Exercise input:
-------
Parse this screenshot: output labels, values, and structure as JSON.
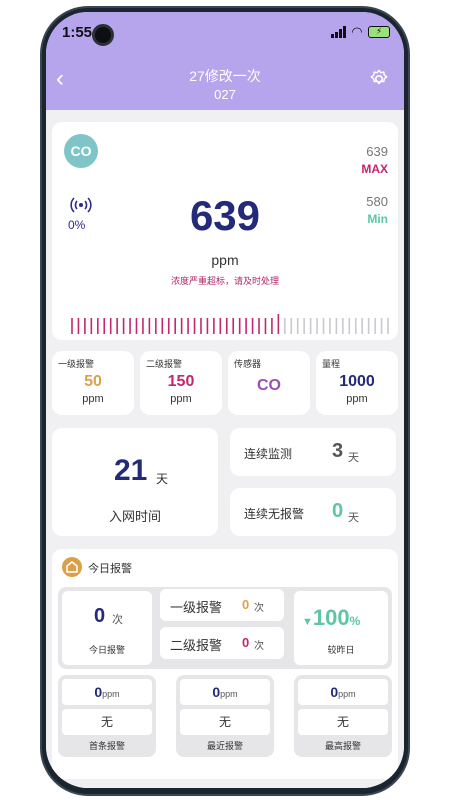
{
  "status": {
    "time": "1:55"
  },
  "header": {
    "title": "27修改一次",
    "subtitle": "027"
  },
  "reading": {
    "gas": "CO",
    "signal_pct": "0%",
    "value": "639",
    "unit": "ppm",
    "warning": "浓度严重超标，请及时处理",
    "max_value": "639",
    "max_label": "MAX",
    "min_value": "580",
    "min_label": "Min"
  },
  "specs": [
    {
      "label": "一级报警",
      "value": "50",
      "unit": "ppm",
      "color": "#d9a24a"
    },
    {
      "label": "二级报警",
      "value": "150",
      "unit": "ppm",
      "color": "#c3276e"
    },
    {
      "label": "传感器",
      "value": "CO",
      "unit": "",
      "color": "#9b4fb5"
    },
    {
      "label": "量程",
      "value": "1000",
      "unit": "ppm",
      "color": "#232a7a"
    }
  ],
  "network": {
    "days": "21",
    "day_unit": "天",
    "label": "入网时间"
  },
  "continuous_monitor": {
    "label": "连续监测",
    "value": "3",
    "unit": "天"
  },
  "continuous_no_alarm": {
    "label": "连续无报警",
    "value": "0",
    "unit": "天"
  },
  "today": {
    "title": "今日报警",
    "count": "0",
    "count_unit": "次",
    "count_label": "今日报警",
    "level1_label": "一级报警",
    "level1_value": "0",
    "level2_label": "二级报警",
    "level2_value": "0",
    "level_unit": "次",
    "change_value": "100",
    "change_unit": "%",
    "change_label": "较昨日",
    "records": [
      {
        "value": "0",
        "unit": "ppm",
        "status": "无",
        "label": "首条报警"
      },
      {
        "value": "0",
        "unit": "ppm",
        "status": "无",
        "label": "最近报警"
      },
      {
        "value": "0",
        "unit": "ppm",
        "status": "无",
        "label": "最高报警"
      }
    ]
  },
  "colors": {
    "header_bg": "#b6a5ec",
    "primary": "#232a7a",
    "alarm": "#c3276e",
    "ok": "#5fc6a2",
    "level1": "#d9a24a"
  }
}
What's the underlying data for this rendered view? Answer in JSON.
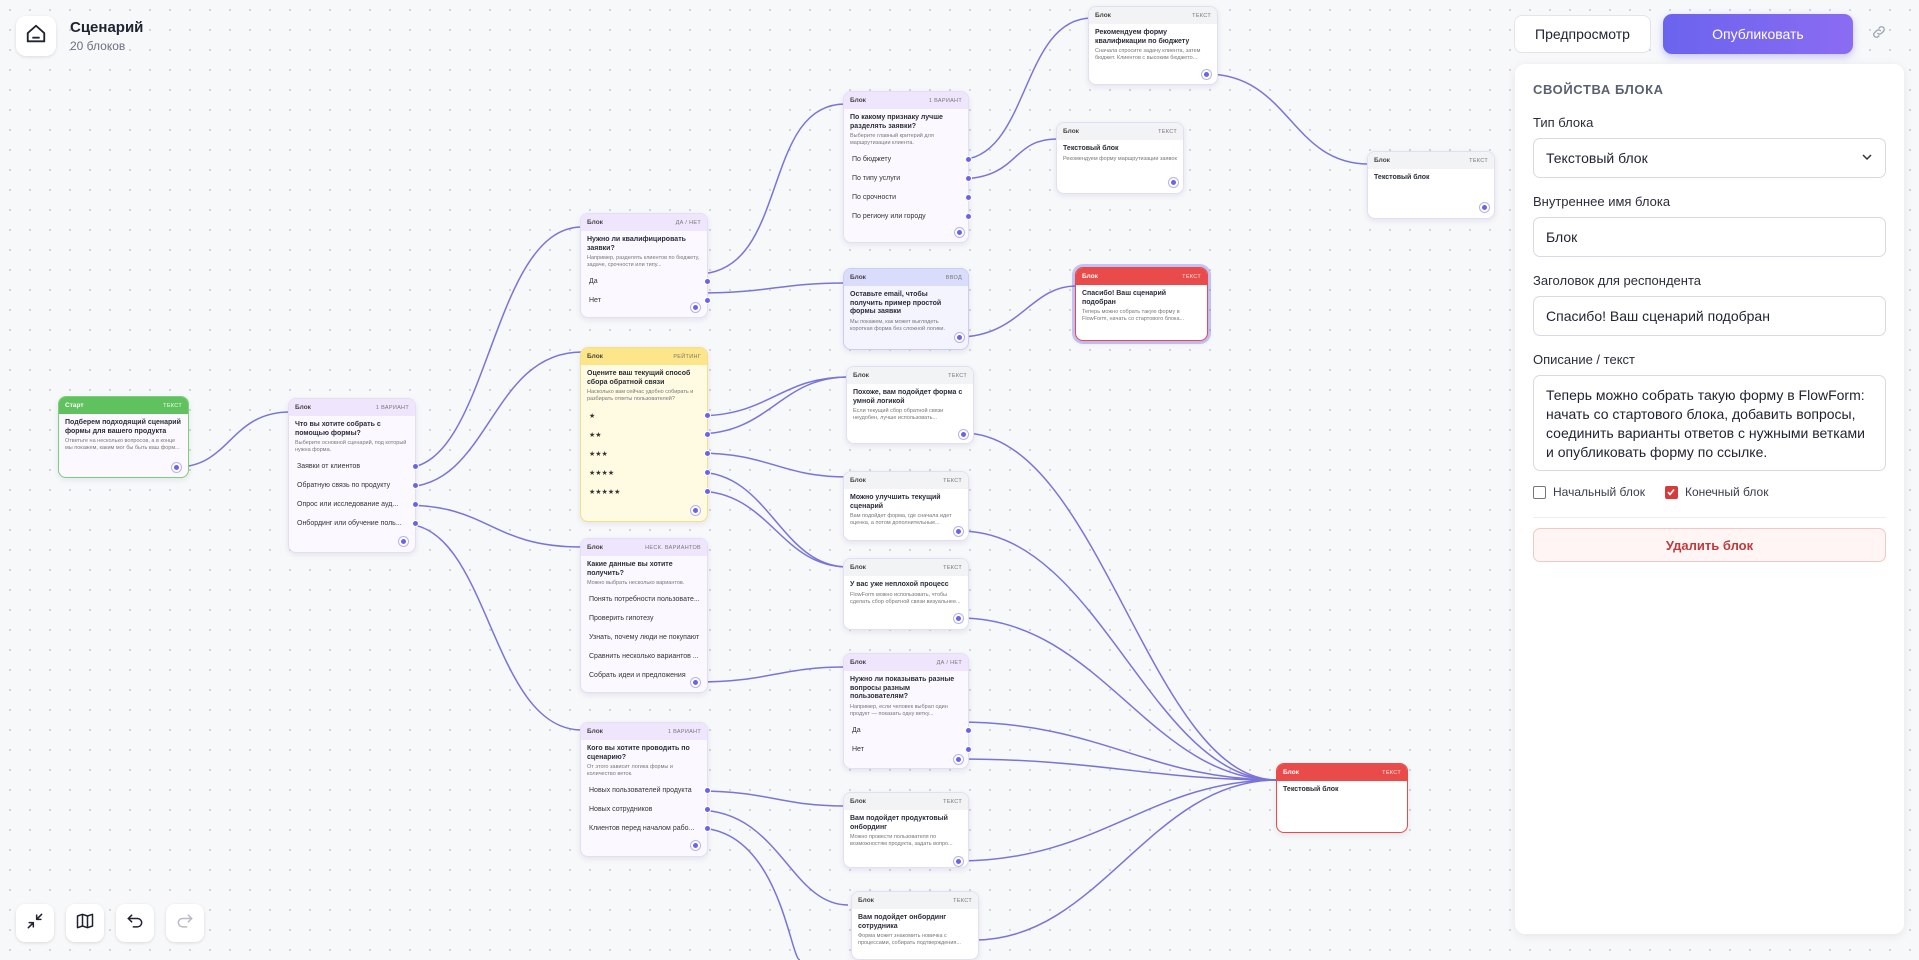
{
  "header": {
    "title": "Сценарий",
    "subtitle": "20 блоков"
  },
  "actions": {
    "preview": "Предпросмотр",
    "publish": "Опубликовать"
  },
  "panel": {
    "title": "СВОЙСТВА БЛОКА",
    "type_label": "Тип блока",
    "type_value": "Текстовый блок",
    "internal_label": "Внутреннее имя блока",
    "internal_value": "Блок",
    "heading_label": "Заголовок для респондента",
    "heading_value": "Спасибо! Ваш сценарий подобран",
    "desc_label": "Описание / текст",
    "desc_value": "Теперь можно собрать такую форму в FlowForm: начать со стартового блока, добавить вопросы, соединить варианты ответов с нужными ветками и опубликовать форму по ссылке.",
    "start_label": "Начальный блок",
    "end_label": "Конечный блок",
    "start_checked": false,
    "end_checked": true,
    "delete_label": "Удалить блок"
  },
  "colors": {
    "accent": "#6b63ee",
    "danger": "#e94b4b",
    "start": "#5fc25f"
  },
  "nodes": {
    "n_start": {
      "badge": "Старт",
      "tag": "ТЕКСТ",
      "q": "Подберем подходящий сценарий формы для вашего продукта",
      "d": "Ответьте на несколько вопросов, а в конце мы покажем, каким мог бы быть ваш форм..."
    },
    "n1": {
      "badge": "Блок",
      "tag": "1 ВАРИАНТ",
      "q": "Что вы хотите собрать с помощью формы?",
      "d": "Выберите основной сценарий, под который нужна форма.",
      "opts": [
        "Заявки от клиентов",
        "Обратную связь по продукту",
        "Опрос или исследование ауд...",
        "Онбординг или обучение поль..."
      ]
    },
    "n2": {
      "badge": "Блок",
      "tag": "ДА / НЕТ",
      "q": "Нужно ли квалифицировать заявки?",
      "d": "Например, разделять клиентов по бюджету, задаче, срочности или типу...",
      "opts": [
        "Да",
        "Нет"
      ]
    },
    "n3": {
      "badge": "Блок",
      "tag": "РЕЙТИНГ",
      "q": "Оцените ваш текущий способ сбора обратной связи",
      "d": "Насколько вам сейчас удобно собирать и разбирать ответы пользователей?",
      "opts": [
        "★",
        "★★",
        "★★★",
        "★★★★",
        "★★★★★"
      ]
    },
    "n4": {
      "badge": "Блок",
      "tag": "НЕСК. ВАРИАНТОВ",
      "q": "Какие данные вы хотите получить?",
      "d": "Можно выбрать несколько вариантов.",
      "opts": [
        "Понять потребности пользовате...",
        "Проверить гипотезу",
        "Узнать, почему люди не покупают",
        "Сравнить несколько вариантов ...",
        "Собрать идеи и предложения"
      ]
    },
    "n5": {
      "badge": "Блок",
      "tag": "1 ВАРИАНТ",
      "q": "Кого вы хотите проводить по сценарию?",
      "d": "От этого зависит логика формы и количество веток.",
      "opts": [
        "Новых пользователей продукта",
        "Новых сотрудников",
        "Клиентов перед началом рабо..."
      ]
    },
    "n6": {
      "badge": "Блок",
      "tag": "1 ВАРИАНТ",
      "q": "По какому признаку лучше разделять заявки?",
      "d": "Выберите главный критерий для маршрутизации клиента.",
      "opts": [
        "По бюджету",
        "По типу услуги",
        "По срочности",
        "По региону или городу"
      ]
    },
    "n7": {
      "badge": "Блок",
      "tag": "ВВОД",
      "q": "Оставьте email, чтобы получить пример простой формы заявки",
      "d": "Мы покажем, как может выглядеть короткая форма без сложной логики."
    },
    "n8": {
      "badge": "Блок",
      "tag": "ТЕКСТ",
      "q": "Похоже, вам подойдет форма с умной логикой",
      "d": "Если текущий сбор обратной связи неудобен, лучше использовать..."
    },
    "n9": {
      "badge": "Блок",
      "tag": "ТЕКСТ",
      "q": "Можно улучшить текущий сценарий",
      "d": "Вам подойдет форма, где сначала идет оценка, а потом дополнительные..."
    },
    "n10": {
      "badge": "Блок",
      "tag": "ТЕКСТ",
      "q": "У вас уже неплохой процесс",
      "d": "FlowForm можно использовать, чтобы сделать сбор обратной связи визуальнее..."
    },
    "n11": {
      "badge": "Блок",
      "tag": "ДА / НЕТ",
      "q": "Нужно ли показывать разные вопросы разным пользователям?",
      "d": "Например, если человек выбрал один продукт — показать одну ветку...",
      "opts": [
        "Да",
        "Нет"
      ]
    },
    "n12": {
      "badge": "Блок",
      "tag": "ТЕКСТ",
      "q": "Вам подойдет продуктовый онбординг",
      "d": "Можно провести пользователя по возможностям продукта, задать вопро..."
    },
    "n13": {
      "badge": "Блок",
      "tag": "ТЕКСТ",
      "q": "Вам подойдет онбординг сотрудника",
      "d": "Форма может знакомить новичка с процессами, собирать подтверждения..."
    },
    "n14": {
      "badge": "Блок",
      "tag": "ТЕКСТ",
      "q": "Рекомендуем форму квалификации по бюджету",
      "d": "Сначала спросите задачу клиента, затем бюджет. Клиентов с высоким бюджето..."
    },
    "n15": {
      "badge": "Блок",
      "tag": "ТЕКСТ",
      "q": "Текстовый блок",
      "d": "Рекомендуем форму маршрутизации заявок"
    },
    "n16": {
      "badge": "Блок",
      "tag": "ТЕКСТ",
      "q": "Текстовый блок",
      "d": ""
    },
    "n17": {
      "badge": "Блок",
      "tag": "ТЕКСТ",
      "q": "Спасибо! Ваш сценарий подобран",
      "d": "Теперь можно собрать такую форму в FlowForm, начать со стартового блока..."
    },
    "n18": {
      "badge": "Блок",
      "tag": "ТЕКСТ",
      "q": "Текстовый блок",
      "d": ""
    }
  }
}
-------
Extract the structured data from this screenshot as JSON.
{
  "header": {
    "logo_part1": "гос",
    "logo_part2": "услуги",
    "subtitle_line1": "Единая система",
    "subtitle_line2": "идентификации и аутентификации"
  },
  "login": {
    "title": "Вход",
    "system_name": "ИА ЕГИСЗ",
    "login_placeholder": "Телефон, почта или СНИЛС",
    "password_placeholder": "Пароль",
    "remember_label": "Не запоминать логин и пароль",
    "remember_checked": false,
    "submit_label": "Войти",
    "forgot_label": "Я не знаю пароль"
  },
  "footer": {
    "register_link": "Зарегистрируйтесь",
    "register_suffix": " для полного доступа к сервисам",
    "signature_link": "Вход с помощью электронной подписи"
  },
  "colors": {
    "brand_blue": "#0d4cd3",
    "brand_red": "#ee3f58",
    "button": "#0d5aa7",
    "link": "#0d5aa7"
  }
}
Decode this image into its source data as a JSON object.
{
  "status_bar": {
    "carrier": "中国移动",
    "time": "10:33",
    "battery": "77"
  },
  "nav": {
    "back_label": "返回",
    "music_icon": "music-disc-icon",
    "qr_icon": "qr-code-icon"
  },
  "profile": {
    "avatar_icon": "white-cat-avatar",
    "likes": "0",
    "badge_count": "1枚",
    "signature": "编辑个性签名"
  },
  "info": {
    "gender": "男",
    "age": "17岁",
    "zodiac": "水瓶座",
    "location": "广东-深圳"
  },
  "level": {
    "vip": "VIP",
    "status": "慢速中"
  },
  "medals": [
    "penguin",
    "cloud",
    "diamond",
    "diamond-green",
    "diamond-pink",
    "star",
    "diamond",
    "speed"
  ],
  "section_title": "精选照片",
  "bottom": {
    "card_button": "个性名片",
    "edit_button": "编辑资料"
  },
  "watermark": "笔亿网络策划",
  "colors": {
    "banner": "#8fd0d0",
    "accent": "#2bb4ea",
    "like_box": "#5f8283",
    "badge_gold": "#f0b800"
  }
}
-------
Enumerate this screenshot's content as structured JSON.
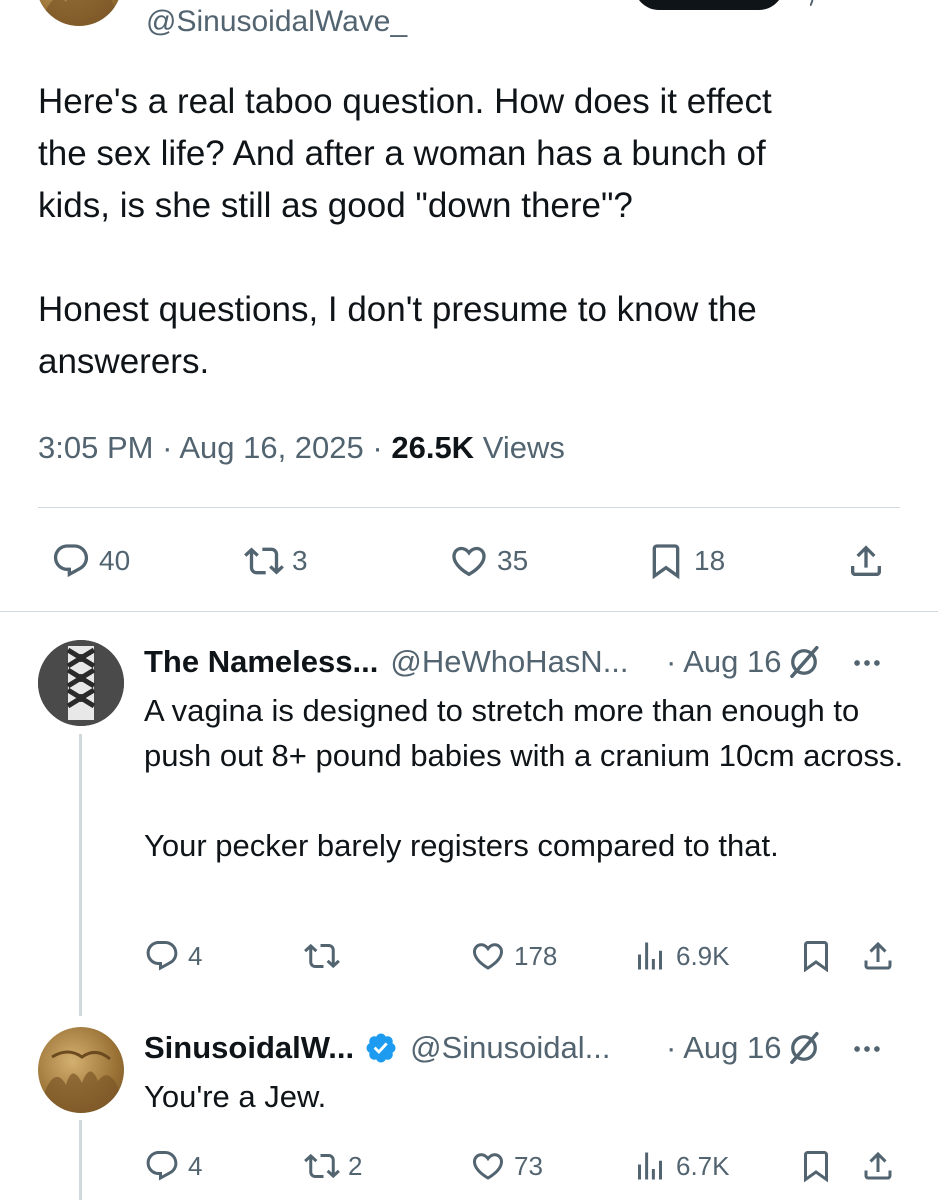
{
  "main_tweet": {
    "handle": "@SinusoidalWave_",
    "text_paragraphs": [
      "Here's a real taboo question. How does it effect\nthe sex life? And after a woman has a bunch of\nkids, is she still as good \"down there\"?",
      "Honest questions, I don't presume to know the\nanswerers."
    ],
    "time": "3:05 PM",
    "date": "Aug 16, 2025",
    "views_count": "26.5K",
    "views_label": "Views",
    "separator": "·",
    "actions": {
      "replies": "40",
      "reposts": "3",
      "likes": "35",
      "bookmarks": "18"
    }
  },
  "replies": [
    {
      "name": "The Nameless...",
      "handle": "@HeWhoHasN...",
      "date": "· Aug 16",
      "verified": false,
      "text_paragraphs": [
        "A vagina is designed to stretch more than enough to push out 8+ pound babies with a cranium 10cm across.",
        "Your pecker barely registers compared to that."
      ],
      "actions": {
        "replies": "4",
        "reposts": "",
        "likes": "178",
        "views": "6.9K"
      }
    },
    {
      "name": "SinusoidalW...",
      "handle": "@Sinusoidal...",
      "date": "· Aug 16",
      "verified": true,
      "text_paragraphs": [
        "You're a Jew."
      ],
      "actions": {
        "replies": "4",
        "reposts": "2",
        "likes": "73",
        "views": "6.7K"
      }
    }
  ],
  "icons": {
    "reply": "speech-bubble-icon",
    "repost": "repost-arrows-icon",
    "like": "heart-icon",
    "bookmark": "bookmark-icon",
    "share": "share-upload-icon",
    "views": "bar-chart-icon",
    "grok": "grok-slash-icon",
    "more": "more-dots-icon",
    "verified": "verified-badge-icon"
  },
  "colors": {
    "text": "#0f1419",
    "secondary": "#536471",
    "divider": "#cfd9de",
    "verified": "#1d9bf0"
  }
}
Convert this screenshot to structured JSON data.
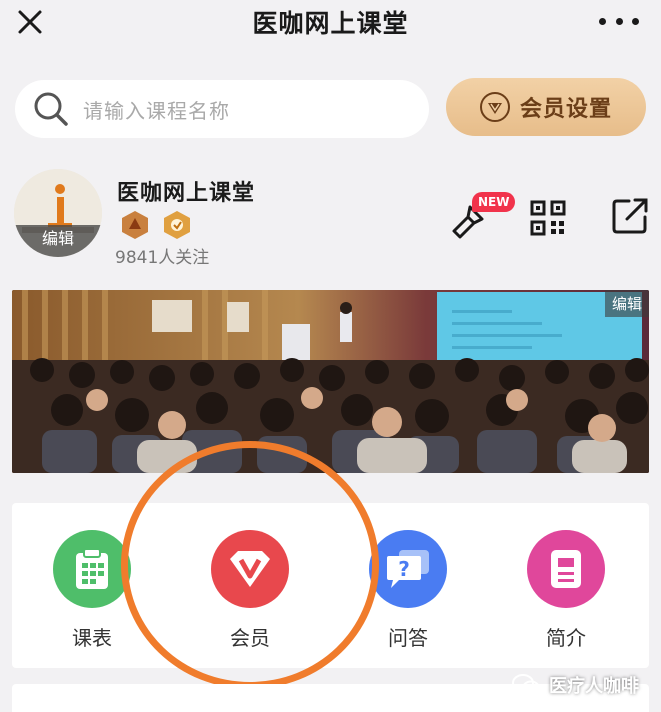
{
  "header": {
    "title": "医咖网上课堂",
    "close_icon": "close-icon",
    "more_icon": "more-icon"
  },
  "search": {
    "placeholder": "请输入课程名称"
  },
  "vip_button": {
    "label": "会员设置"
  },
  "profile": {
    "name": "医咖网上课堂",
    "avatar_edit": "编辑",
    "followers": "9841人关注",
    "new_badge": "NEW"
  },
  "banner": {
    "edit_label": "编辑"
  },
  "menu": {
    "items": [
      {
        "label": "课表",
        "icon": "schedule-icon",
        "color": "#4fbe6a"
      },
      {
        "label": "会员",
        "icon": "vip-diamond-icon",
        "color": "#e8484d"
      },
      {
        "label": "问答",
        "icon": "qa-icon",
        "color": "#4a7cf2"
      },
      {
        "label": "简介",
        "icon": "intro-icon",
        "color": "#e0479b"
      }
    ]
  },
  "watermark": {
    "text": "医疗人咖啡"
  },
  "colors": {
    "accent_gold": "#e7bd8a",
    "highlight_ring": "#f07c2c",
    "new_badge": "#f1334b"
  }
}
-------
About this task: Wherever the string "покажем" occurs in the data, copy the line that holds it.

Exercise solution:
      "d": "Ответьте на несколько вопросов, а в конце мы покажем, каким мог бы быть ваш форм..."
      "d": "Мы покажем, как может выглядеть короткая форма без сложной логики."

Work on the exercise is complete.